Thinking back to this time as a care-free, imaginative child, I feel so very lucky that I had the childhood I had. These playful and heartwarming memories only lead to remembering more joyous times in my youth – my beautiful, lavender bedroom stocked full of toys and books, my tap-dancing space in the basement, laying on the couch on days home sick from school, watching cartoons and eating chicken noodle soup made by Grandma. I am so very blessed for each and every one of these memories, and now it brings such happiness to my heart when I watch my own nieces spend hours playing games they’ve made up, and going on adventures only a child can imagine.
2 thoughts on “Childhood Adventures”
Oh Kelly girl — you have made me so proud ! Not only are your grammar structures fine and all the right things in place, but you communicated the JOY of your childhood. How very wonderful ! The other thing that’s so special to me is that you recognize details of the love your parents gave you. God bless you sweetie and may you always have that same grateful heart for it is one that pleases God ! love you !!

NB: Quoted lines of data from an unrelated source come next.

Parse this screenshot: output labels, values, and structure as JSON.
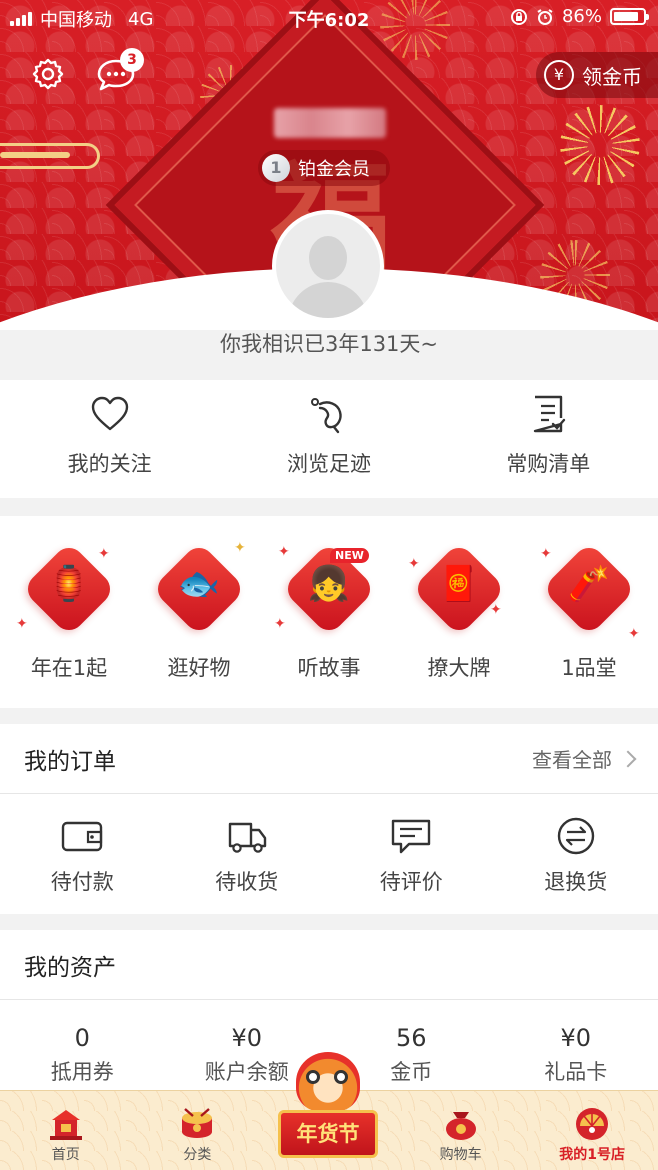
{
  "status_bar": {
    "carrier": "中国移动",
    "network": "4G",
    "time": "下午6:02",
    "battery": "86%",
    "battery_level": 0.86
  },
  "header": {
    "message_count": "3",
    "coin_button_label": "领金币",
    "coin_symbol": "¥",
    "hero_character": "福",
    "member_level_number": "1",
    "member_level": "铂金会员"
  },
  "profile": {
    "acquaintance_text": "你我相识已3年131天~"
  },
  "quick_links": [
    {
      "label": "我的关注",
      "icon": "heart-icon"
    },
    {
      "label": "浏览足迹",
      "icon": "footprint-icon"
    },
    {
      "label": "常购清单",
      "icon": "checklist-icon"
    }
  ],
  "activities": [
    {
      "label": "年在1起",
      "icon": "lantern-icon",
      "glyph": "🏮"
    },
    {
      "label": "逛好物",
      "icon": "koi-fish-icon",
      "glyph": "🐟"
    },
    {
      "label": "听故事",
      "icon": "girl-face-icon",
      "glyph": "👧",
      "tag": "NEW"
    },
    {
      "label": "撩大牌",
      "icon": "chinese-knot-icon",
      "glyph": "🧧"
    },
    {
      "label": "1品堂",
      "icon": "firecracker-icon",
      "glyph": "🧨"
    }
  ],
  "orders": {
    "title": "我的订单",
    "see_all": "查看全部",
    "items": [
      {
        "label": "待付款",
        "icon": "wallet-icon"
      },
      {
        "label": "待收货",
        "icon": "truck-icon"
      },
      {
        "label": "待评价",
        "icon": "comment-icon"
      },
      {
        "label": "退换货",
        "icon": "exchange-icon"
      }
    ]
  },
  "assets": {
    "title": "我的资产",
    "items": [
      {
        "value": "0",
        "label": "抵用券"
      },
      {
        "value": "¥0",
        "label": "账户余额"
      },
      {
        "value": "56",
        "label": "金币"
      },
      {
        "value": "¥0",
        "label": "礼品卡"
      }
    ]
  },
  "tabbar": {
    "items": [
      {
        "label": "首页",
        "icon": "home-house-icon"
      },
      {
        "label": "分类",
        "icon": "drum-icon"
      },
      {
        "label": "",
        "icon": "lion-dance-icon"
      },
      {
        "label": "购物车",
        "icon": "money-bag-cart-icon"
      },
      {
        "label": "我的1号店",
        "icon": "profile-fan-icon",
        "active": true
      }
    ],
    "festival_label": "年货节"
  },
  "colors": {
    "brand_red": "#d81f26",
    "gold": "#f3cf86",
    "tabbar_bg": "#fbeccf"
  }
}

Wasn’t it wonderful? When I tell tales of our dead end street fun, I feel as though people think I must be exaggerating. Do these neighborhoods really exist? Where 15 or so children of all ages, run out of their back doors as soon as the last morsel has been eaten from their dinner plates, to gather at the dead end road? Yes! And every evening had its own adventure. Hockey nights – Walter with a nice gash above his eye due to the end of Randy’s stick. Sledding – GTs were the only way down Jodys hill. Baseball – oh man, remember that time you pitched to my dad? He still feels bad about that bruise he left on your leg! And Slip – my personal favorite. Did we invent that game? I knew we had a winner when the boys started putting shoe polish under their eyes to help them stay hidden during the dusk hours. Thank you for testifying to the trueness of it all. And I hope that there are 15 more children out there, enjoying out street as much as we did.